may not be cited except as provided by
Minn. Stat. § 480A.08, subd. 3 (1996).
STATE OF MINNESOTA
IN COURT OF APPEALS
State of Minnesota,
Marko Henry Garofalo,
Filed July 29, 1997
Ramsey County District Court
File No. K996539
Susan Gaertner, Ramsey County Attorney, Darrell C. Hill, Assistant Ramsey County Attorney, Ramsey County Govt. Center-West, 50 West Kellogg Blvd., Suite 315, St. Paul, MN 55102 (for respondent)
John M. Stuart, Minnesota State Public Defender, Evan W. Jones, Assistant State Public Defender, 2829 University Ave. S.E., Suite 600, Minneapolis, MN 55414-3230
Considered and decided by Lansing, Presiding Judge, Short, Judge, and Foley, Judge.[*]
Marko Garofalo was arrested and charged with one count of fifth degree controlled substance possession in violation Minn.
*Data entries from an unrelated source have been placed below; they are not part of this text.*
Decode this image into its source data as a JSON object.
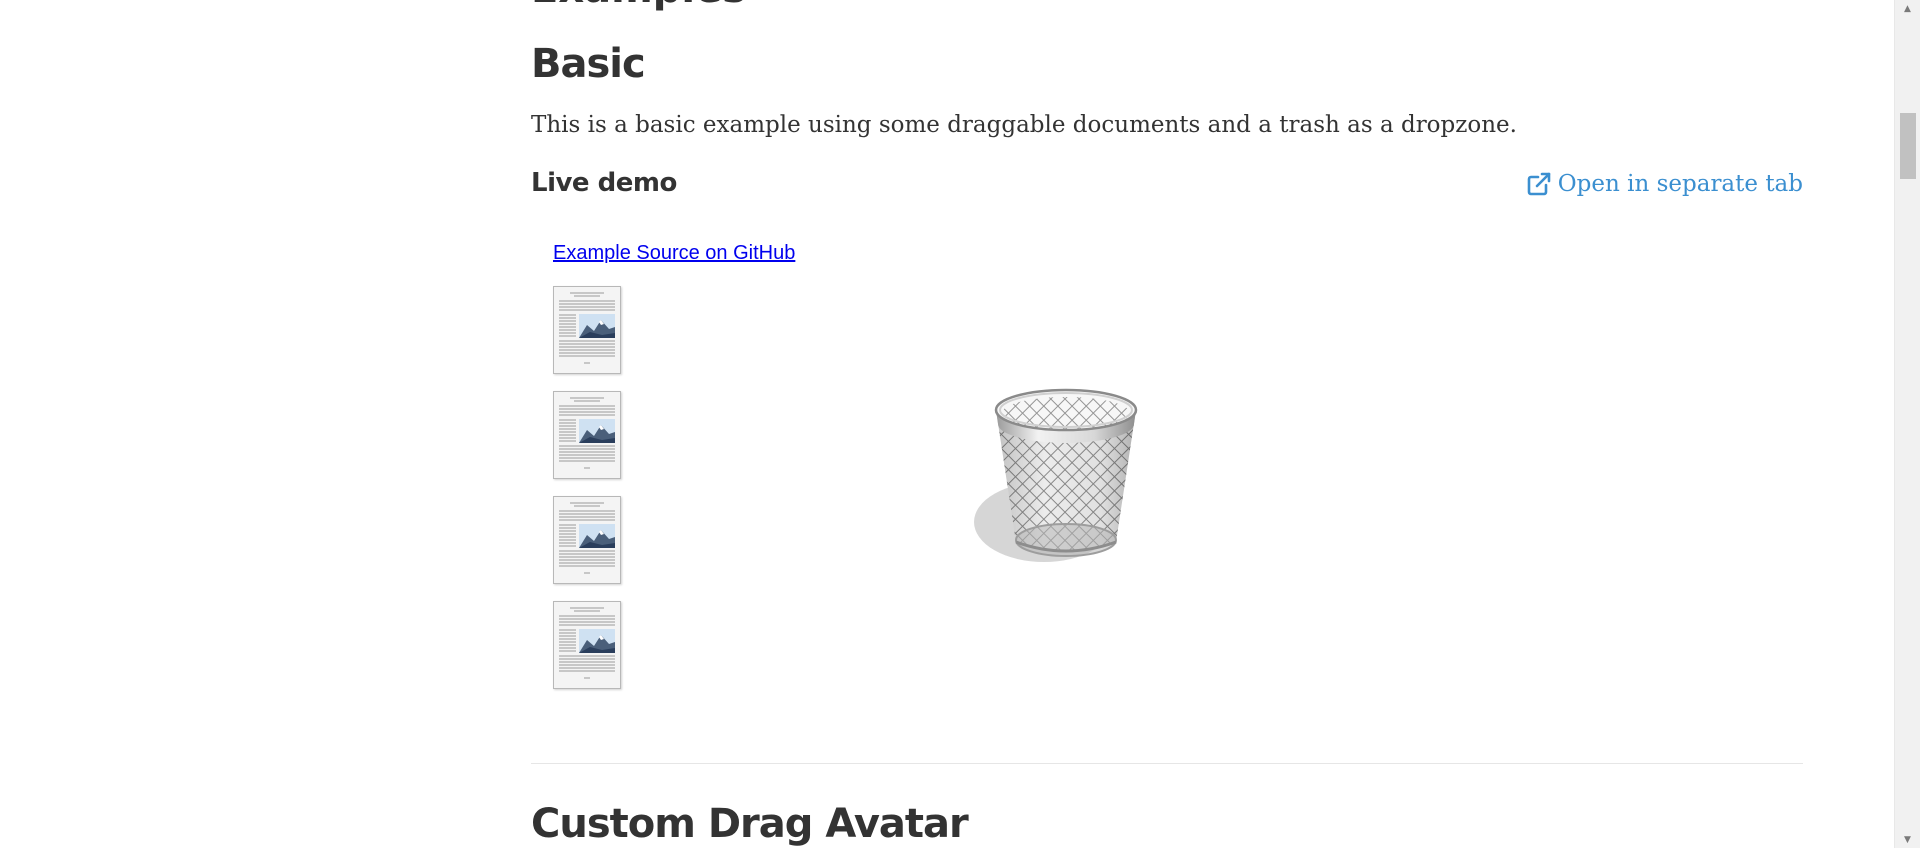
{
  "page": {
    "cut_heading": "Examples"
  },
  "section": {
    "title": "Basic",
    "description": "This is a basic example using some draggable documents and a trash as a dropzone.",
    "live_demo_label": "Live demo",
    "open_tab_label": "Open in separate tab",
    "open_tab_icon": "external-link-icon",
    "link_color": "#3b8fd0"
  },
  "demo": {
    "github_link": "Example Source on GitHub",
    "documents": [
      {
        "icon": "document-thumbnail"
      },
      {
        "icon": "document-thumbnail"
      },
      {
        "icon": "document-thumbnail"
      },
      {
        "icon": "document-thumbnail"
      }
    ],
    "trash_icon": "trash-can-icon"
  },
  "next_section": {
    "title": "Custom Drag Avatar"
  },
  "scrollbar": {
    "up_icon": "scroll-up-arrow",
    "down_icon": "scroll-down-arrow"
  }
}
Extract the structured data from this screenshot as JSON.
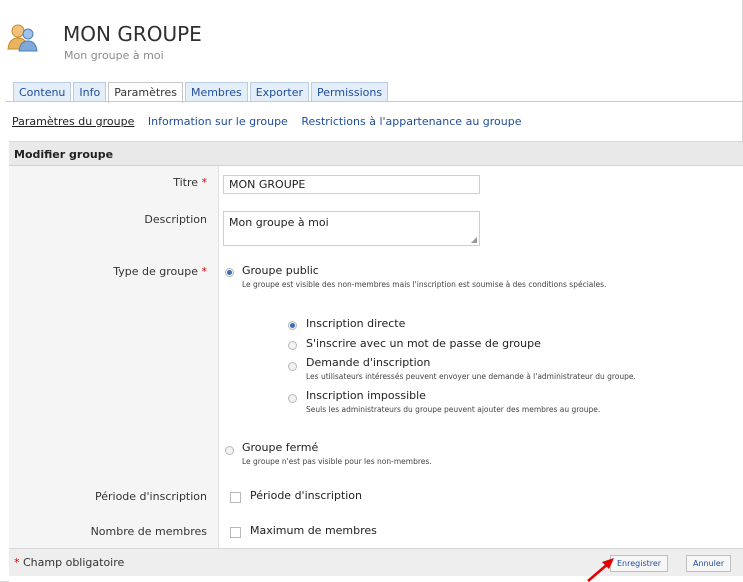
{
  "header": {
    "title": "MON GROUPE",
    "subtitle": "Mon groupe à moi",
    "icon": "group-icon"
  },
  "tabs": [
    {
      "label": "Contenu",
      "active": false
    },
    {
      "label": "Info",
      "active": false
    },
    {
      "label": "Paramètres",
      "active": true
    },
    {
      "label": "Membres",
      "active": false
    },
    {
      "label": "Exporter",
      "active": false
    },
    {
      "label": "Permissions",
      "active": false
    }
  ],
  "subnav": [
    {
      "label": "Paramètres du groupe",
      "current": true
    },
    {
      "label": "Information sur le groupe",
      "current": false
    },
    {
      "label": "Restrictions à l'appartenance au groupe",
      "current": false
    }
  ],
  "form": {
    "section_title": "Modifier groupe",
    "title_label": "Titre",
    "required_mark": "*",
    "title_value": "MON GROUPE",
    "description_label": "Description",
    "description_value": "Mon groupe à moi",
    "type_label": "Type de groupe",
    "public_label": "Groupe public",
    "public_help": "Le groupe est visible des non-membres mais l'inscription est soumise à des conditions spéciales.",
    "direct_label": "Inscription directe",
    "password_label": "S'inscrire avec un mot de passe de groupe",
    "request_label": "Demande d'inscription",
    "request_help": "Les utilisateurs intéressés peuvent envoyer une demande à l'administrateur du groupe.",
    "impossible_label": "Inscription impossible",
    "impossible_help": "Seuls les administrateurs du groupe peuvent ajouter des membres au groupe.",
    "closed_label": "Groupe fermé",
    "closed_help": "Le groupe n'est pas visible pour les non-membres.",
    "period_label": "Période d'inscription",
    "period_checkbox": "Période d'inscription",
    "members_label": "Nombre de membres",
    "members_checkbox": "Maximum de membres"
  },
  "footer": {
    "required_note_mark": "*",
    "required_note": "Champ obligatoire",
    "save": "Enregistrer",
    "cancel": "Annuler"
  },
  "colors": {
    "link": "#1f4d9a",
    "required": "#d40000",
    "arrow": "#e00000"
  }
}
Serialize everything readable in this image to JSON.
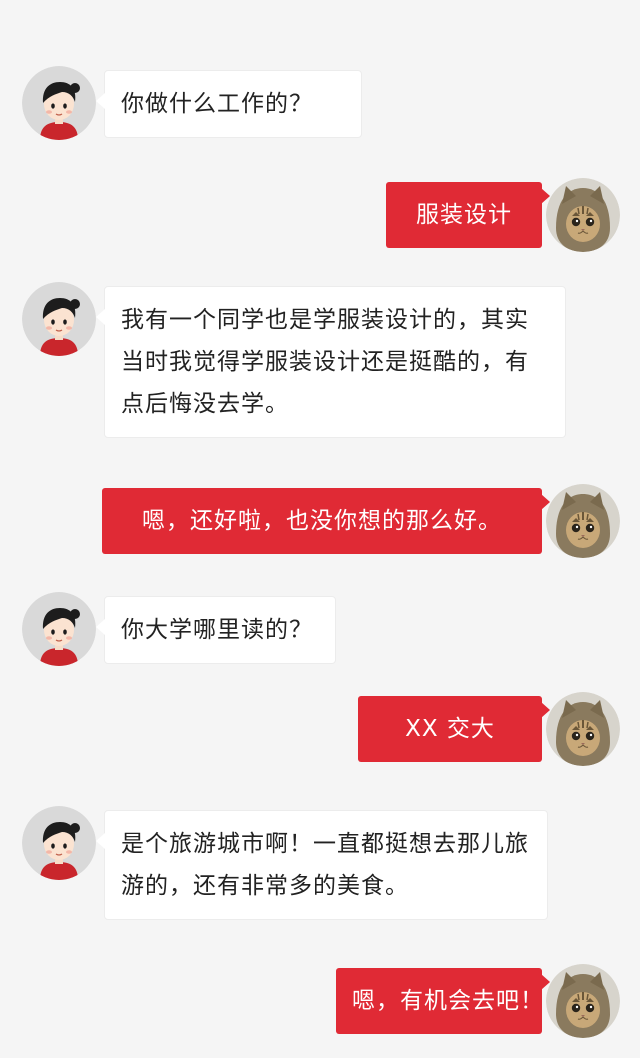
{
  "colors": {
    "background": "#f5f5f5",
    "incoming_bubble": "#ffffff",
    "outgoing_bubble": "#e02a35",
    "outgoing_text": "#ffffff",
    "incoming_text": "#222222"
  },
  "contacts": {
    "other": {
      "avatar_icon": "cartoon-girl-avatar-icon"
    },
    "self": {
      "avatar_icon": "kitten-avatar-icon"
    }
  },
  "messages": [
    {
      "side": "left",
      "lines": [
        "你做什么工作的？"
      ]
    },
    {
      "side": "right",
      "lines": [
        "服装设计"
      ]
    },
    {
      "side": "left",
      "lines": [
        "我有一个同学也是学服装设计的，其实",
        "当时我觉得学服装设计还是挺酷的，有",
        "点后悔没去学。"
      ]
    },
    {
      "side": "right",
      "lines": [
        "嗯，还好啦，也没你想的那么好。"
      ]
    },
    {
      "side": "left",
      "lines": [
        "你大学哪里读的？"
      ]
    },
    {
      "side": "right",
      "lines": [
        "XX 交大"
      ]
    },
    {
      "side": "left",
      "lines": [
        "是个旅游城市啊！一直都挺想去那儿旅",
        "游的，还有非常多的美食。"
      ]
    },
    {
      "side": "right",
      "lines": [
        "嗯，有机会去吧！"
      ]
    }
  ]
}
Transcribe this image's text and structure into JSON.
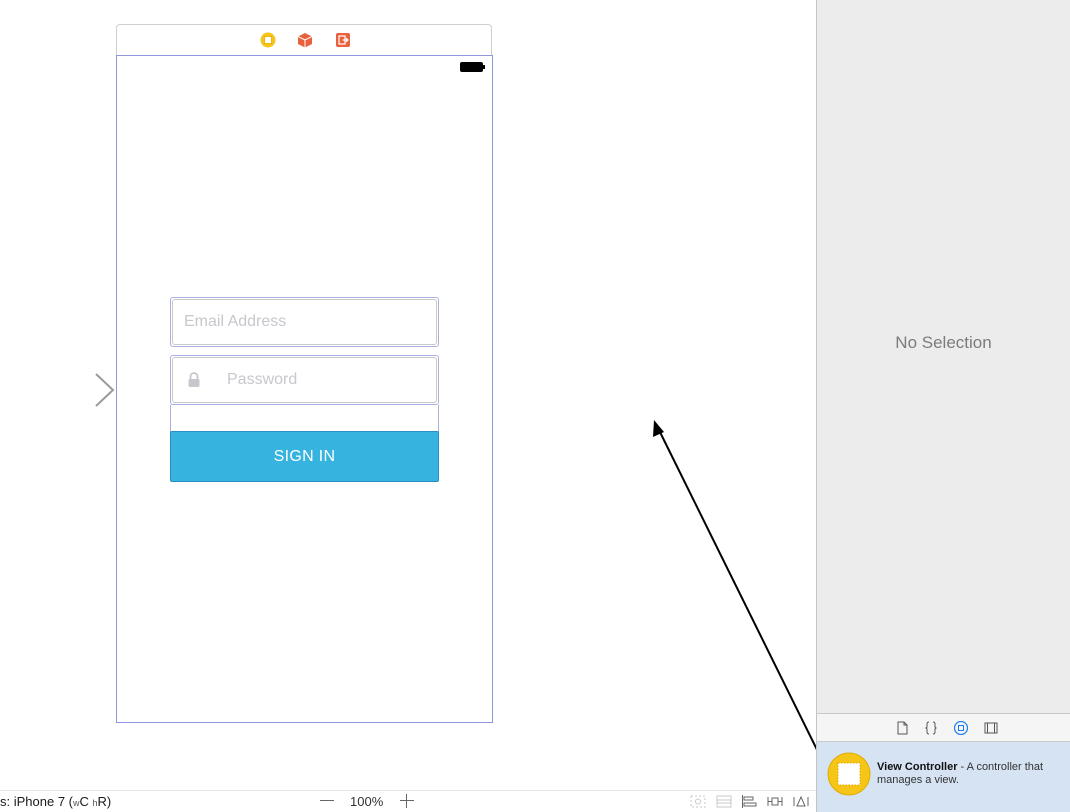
{
  "canvas": {
    "email_placeholder": "Email Address",
    "password_placeholder": "Password",
    "signin_label": "SIGN IN",
    "accent_color": "#36b3de"
  },
  "bottom_bar": {
    "view_as_prefix": "s: iPhone 7 (",
    "width_class_letter": "w",
    "width_class": "C ",
    "height_class_letter": "h",
    "height_class": "R)",
    "zoom_level": "100%"
  },
  "inspector": {
    "empty_state": "No Selection",
    "library_tabs": [
      "file-icon",
      "braces-icon",
      "object-icon",
      "media-icon"
    ],
    "library_item": {
      "title": "View Controller",
      "description": " - A controller that manages a view."
    }
  }
}
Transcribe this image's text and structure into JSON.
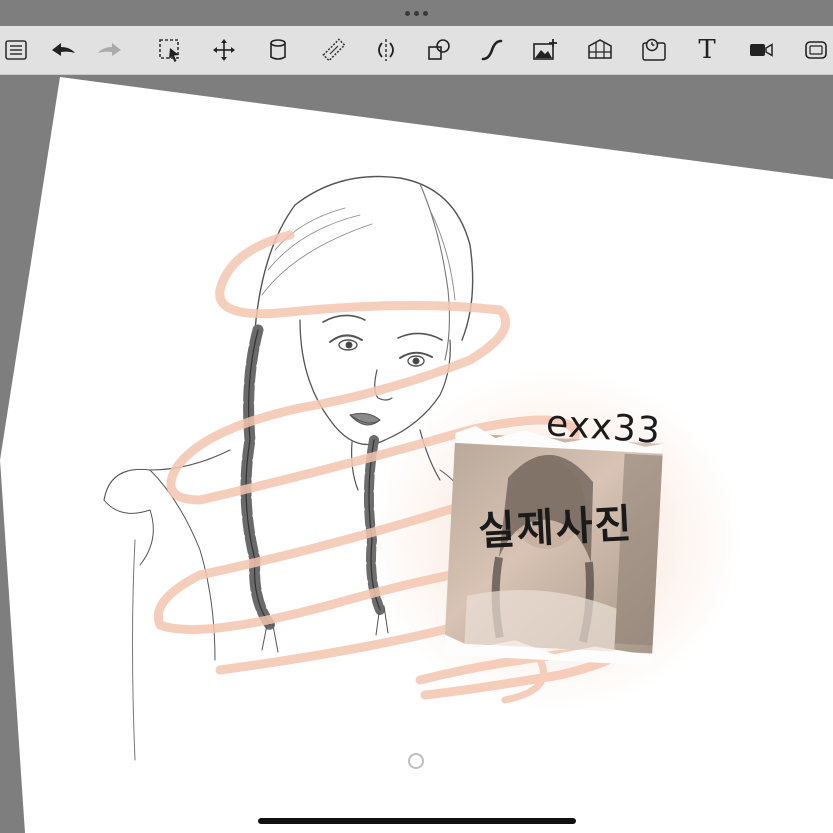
{
  "toolbar": {
    "items": [
      {
        "icon": "gallery-list-icon",
        "state": "enabled"
      },
      {
        "icon": "undo-icon",
        "state": "enabled"
      },
      {
        "icon": "redo-icon",
        "state": "disabled"
      },
      {
        "icon": "selection-icon",
        "state": "enabled"
      },
      {
        "icon": "transform-move-icon",
        "state": "enabled"
      },
      {
        "icon": "fill-bucket-icon",
        "state": "enabled"
      },
      {
        "icon": "ruler-icon",
        "state": "enabled"
      },
      {
        "icon": "symmetry-icon",
        "state": "enabled"
      },
      {
        "icon": "shapes-icon",
        "state": "enabled"
      },
      {
        "icon": "curve-icon",
        "state": "enabled"
      },
      {
        "icon": "import-image-icon",
        "state": "enabled"
      },
      {
        "icon": "perspective-guide-icon",
        "state": "enabled"
      },
      {
        "icon": "time-lapse-icon",
        "state": "enabled"
      },
      {
        "icon": "text-tool-icon",
        "state": "enabled"
      },
      {
        "icon": "video-record-icon",
        "state": "enabled"
      },
      {
        "icon": "fullscreen-icon",
        "state": "enabled"
      }
    ],
    "text_tool_glyph": "T"
  },
  "canvas": {
    "background_color": "#ffffff",
    "stroke_color": "#f4c6b0",
    "watermark_text": "exx33",
    "photo_label": "실제사진"
  }
}
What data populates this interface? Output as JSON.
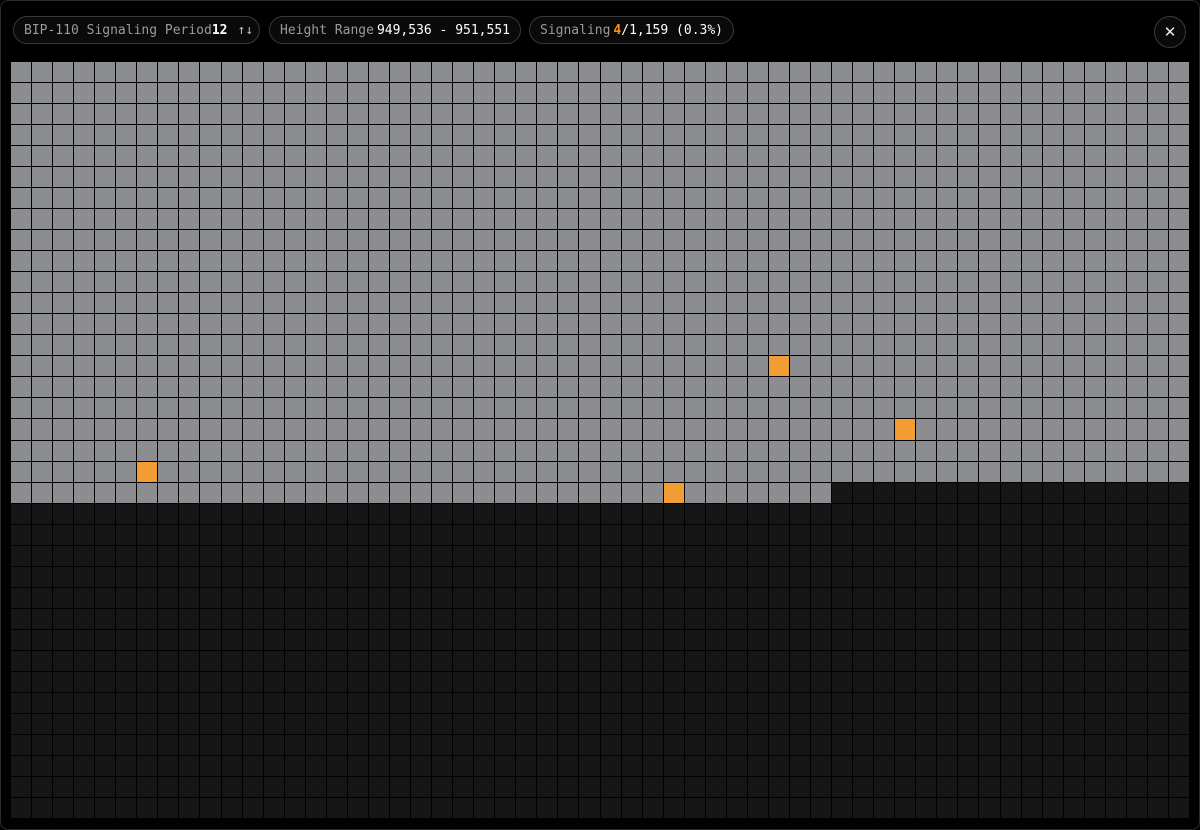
{
  "header": {
    "period_label": "BIP-110 Signaling Period",
    "period_value": "12",
    "sort_icon": "sort-arrows-icon",
    "height_label": "Height Range",
    "height_value": "949,536 - 951,551",
    "signal_label": "Signaling",
    "signal_count": "4",
    "signal_rest": "/1,159 (0.3%)",
    "close_icon": "close-icon"
  },
  "grid": {
    "columns": 56,
    "rows": 36,
    "total_blocks": 2016,
    "mined_blocks": 1159,
    "signaling_blocks": [
      {
        "row": 14,
        "col": 36
      },
      {
        "row": 17,
        "col": 42
      },
      {
        "row": 19,
        "col": 6
      },
      {
        "row": 20,
        "col": 31
      }
    ],
    "colors": {
      "mined": "#8b8d90",
      "signaling": "#f39c33",
      "pending": "#161616"
    }
  }
}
Stat. § 152.025, subds. 2(1), 3(a) (1996). Garofalo moved to suppress evidence of the drugs and to dismiss the charge. The district court denied the motion, ruling that the disputed stop was based on an articulated and reasonable belief that Garofalo was the person named in a signed search warrant that the police were about to serve. Garofalo appeals his conviction, contending it is based on evidence obtained in violation of the Fourth Amendment.
D E C I S I O N
Police officers may stop individuals for the limited purpose of ascertaining identity so long as "the officers have specific and articulable facts objectively establishing reasonable suspicion." State v. Sanders, 339 N.W.2d 557, 560 (Minn. 1983) (citing United States v. Cortez, 449 U.S. 411, 418-19, 101 S. Ct. 690, 695 (1981)). In this case, the validity of the stop and the admissibility of the drugs discovered in the protective search depends on whether the police reasonably believed that Garofalo was the person identified in the search warrant. Garofalo does not dispute the district court's factual findings, but argues that the established facts do not support a reasonable belief that he was the individual identified in the search warrant. When material facts are undisputed, an appellate court reviews de novo a district court's decision to suppress. State v. Othoudt, 482 N.W.2d 218, 221 (Minn. 1992).
The warrant authorized the search of the apartment and the occupant of the apartment, a person other than Garofalo. The warrant described the occupant as a white male in his early forties. Garofalo is white, in his early forties, and was observed entering the apartment described in the search warrant. Garofalo did not wait or knock before entering the unlighted apartment, and the police officer saw no lights while Garofalo was in the apartment. He reappeared within a few minutes and began to drive away. The officer observing Garofalo's entry and exit radioed instructions to stop the vehicle because he believed the apartment's occupant was leaving the area.
The Minnesota Supreme Court has upheld the validity of a stop in which the police mistakenly believed that the person stopped was identified in a warrant. Sanders, 339 N.W.2d at 560. The court concluded that the investigating officer had a mistaken but reasonable suspicion that the person stopped was the person named in the warrant because of similarity of facial structure, stature, race, and because he was driving a vehicle consistent with the description in the warrant. Id. But the supreme court has rejected the validity of an investigatory stop resulting from misidentification when the person stopped did not have characteristics similar to the person named in the warrant. State v. Frazier, 318 N.W.2d 42 (Minn. 1982) In Frazier the court concluded that officers acted unreasonably in mistakenly identifying a woman who was shorter, proportionately heavier, nearly twice as old, had two prominent scars on her face, and was not apprehended at the residence of the person named in the warrant. Id. at 44.
The facts in this case are similar to the facts in Sanders and are distinguishable from those in Frazier. Garofalo's physical description matched the information in the warrant. He was observed at the apartment described in the warrant, and he entered the unlighted apartment without waiting or knocking. The officer observing Garofalo's activities logically inferred that he resided in the apartment. The district court did not err when it ruled that the police could have reasonably, albeit mistakenly, believed that Garofalo was the individual named in the search warrant. See Hill v. California, 401 U.S. 797, 804, 91 S. Ct. 1106, 1111 (1971) ("[S]ufficient probability, not certainty, is the touchstone of reasonableness under the Fourth Amendment * * * .").
[ ]* Retired judge of the Minnesota Court of Appeals, serving by appointment pursuant to Minn. Const. art. VI, § 10.